Mobile computing devices (e.g., smartphones and PDAs) store and share data over a mobile network, or a database which is actually stored by the mobile device. This could be a list of contacts, price information, distance travelled, or any other information.
Many applications require the ability to download information from an information repository and operate on this information even when out of range or disconnected. An example of this is your contacts and calendar on the phone. In this scenario, a user would require access to update information from files in the home directories on a server or customer records from a database. This type of access and work load generated by such users is different from the traditional workloads seen in client–server systems of today.
Mobile databases are not used solely for the revision of company contacts and calendars, but used in a number of industries.
- Mobile users must be able to work without a network connection due to poor or even non-existent connections. A cache could be maintained to hold recently accessed data and transactions so that they are not lost due to connection failure. Users might not require access to truly live data, only recently modified data, and uploading of changing might be deferred until reconnected.

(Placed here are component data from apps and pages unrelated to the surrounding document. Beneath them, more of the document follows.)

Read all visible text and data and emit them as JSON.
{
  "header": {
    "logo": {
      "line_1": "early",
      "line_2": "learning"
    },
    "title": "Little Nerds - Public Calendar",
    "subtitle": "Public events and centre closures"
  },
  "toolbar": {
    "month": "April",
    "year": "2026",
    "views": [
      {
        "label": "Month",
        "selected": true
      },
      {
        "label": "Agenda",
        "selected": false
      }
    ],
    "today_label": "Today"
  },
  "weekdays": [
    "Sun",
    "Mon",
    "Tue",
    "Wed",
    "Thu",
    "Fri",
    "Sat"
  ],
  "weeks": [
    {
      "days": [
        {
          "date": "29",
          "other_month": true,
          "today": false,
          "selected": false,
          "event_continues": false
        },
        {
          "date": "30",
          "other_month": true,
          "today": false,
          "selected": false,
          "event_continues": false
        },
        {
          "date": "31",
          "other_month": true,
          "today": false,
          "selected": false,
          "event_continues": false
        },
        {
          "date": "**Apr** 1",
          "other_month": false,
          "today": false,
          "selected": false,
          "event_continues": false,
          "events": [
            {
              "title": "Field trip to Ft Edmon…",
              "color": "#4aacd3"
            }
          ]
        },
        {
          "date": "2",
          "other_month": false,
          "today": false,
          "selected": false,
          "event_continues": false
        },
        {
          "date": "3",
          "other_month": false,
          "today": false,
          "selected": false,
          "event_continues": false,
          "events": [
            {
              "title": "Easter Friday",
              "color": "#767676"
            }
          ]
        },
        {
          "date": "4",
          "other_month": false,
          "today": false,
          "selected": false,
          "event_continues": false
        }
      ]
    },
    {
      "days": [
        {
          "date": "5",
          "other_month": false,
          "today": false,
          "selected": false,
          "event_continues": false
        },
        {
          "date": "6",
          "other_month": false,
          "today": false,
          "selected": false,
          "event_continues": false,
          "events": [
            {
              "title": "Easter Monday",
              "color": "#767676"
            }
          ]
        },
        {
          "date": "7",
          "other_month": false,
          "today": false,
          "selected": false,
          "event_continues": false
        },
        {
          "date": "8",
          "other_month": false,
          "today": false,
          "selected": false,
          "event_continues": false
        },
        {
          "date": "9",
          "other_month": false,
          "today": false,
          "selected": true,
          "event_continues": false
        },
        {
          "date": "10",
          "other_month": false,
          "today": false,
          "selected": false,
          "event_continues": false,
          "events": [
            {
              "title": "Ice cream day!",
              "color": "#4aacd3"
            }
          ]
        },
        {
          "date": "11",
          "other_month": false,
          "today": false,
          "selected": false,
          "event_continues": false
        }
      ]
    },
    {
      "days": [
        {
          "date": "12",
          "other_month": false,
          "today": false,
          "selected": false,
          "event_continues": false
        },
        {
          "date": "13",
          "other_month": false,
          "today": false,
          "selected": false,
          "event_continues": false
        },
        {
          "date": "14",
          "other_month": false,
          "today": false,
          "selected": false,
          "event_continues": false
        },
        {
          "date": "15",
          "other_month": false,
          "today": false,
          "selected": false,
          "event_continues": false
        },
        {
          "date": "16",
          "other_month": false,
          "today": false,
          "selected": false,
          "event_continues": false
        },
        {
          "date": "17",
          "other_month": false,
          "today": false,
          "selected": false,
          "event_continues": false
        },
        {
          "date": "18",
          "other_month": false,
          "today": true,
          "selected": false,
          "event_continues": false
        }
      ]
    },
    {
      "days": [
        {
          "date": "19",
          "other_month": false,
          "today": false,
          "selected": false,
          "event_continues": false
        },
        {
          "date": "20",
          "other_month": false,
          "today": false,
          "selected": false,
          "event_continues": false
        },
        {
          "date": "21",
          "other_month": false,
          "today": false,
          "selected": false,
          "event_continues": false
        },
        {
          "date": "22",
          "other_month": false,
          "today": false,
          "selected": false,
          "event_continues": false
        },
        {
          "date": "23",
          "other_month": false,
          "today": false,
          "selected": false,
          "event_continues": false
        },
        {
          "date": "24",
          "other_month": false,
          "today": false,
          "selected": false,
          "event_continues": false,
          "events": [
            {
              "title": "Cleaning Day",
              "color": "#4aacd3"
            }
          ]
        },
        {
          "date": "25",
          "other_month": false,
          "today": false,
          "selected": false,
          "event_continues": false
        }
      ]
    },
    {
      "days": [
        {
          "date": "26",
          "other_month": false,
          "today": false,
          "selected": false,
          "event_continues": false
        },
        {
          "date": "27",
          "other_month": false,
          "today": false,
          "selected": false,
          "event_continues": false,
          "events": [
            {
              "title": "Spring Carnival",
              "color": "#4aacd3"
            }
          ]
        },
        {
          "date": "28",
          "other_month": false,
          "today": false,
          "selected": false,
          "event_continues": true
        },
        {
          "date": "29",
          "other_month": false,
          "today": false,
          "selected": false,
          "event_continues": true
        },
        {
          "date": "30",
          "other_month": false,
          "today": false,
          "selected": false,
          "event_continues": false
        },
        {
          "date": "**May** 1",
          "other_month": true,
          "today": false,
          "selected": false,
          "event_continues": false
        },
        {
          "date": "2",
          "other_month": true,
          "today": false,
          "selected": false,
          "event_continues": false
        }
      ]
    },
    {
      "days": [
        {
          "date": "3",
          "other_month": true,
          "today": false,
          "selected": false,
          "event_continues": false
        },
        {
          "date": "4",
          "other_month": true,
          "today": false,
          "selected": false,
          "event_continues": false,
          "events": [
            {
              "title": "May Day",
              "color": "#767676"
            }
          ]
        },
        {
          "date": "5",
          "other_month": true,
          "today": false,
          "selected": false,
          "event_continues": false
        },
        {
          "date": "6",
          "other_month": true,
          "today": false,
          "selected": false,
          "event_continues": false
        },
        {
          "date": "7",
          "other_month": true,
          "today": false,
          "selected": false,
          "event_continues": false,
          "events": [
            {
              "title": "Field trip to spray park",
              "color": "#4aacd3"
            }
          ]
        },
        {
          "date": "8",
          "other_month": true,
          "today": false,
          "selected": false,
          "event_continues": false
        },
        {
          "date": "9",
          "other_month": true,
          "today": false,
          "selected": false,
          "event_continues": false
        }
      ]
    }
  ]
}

- Bandwidth must be conserved (a common requirement on wireless networks that charge per megabyte or data transferred).
- Mobile computing devices tend to have slower CPUs and limited battery life.
- Users with multiple devices (e.g. smartphone and tablet) need to synchronize their devices to a centralized data store. This may require application-specific automation features.
This is in database theory known as "replication", and good mobile database system should provide tools for automatic replication that takes into account that others may have modified the same data as you while you were away, and not just the last update is kept, but also supports "merge" of variants.
- Users may change location geographically and on the network. Usually dealing with this is left to the operating system, which is responsible for maintaining the wireless network connection.
Commercially available mobile databases include those shown on this comparison chart. *Peer To Peer (P2P) or Device To Device
|Name||Developer||Type||Sync Central||Sync P2P||Description||License|
|Couchbase Lite||Couchbase||JSON Document||Yes||Yes||Embedded/portable database, can synchronize with multiple stationary database and/or mobile devices.||Apache 2.0 License|
|InterBase||Embarcadero Technologies||Relational||Dependent||Dependent||IoT Award winning embedded/portable database, can synchronize with multiple stationary database and/or mobile devices using patent pending Change Views||Proprietary|
|SQL Anywhere||Sybase iAnywhere||Relational||Dependent||No||Embedded/portable database, can synchronize with stationary database||Proprietary|
|DB2 Everyplace||IBM||Relational||Dependent||No||Portable, can synchronize with stationary database||Proprietary EULA|
|SQL Server Compact||Microsoft||Relational||No||No||Small-footprint embedded/portable database for Microsoft Windows mobile devices and desktops, supports synchronization with Microsoft SQL Server||Proprietary|
|SQL Server Express||Microsoft||Relational||No||No||Embedded database, free download||Proprietary|
|Oracle Database Lite||Oracle Corporation||Relational||No||No||Portable, can synchronize with stationary database||Proprietary|
|SQLite||D. Richard Hipp||Relational||No||No||C programming library||Public domain|
|SQLBase||Gupta Technologies LLC of Redwood Shores, California||No||No||Proprietary|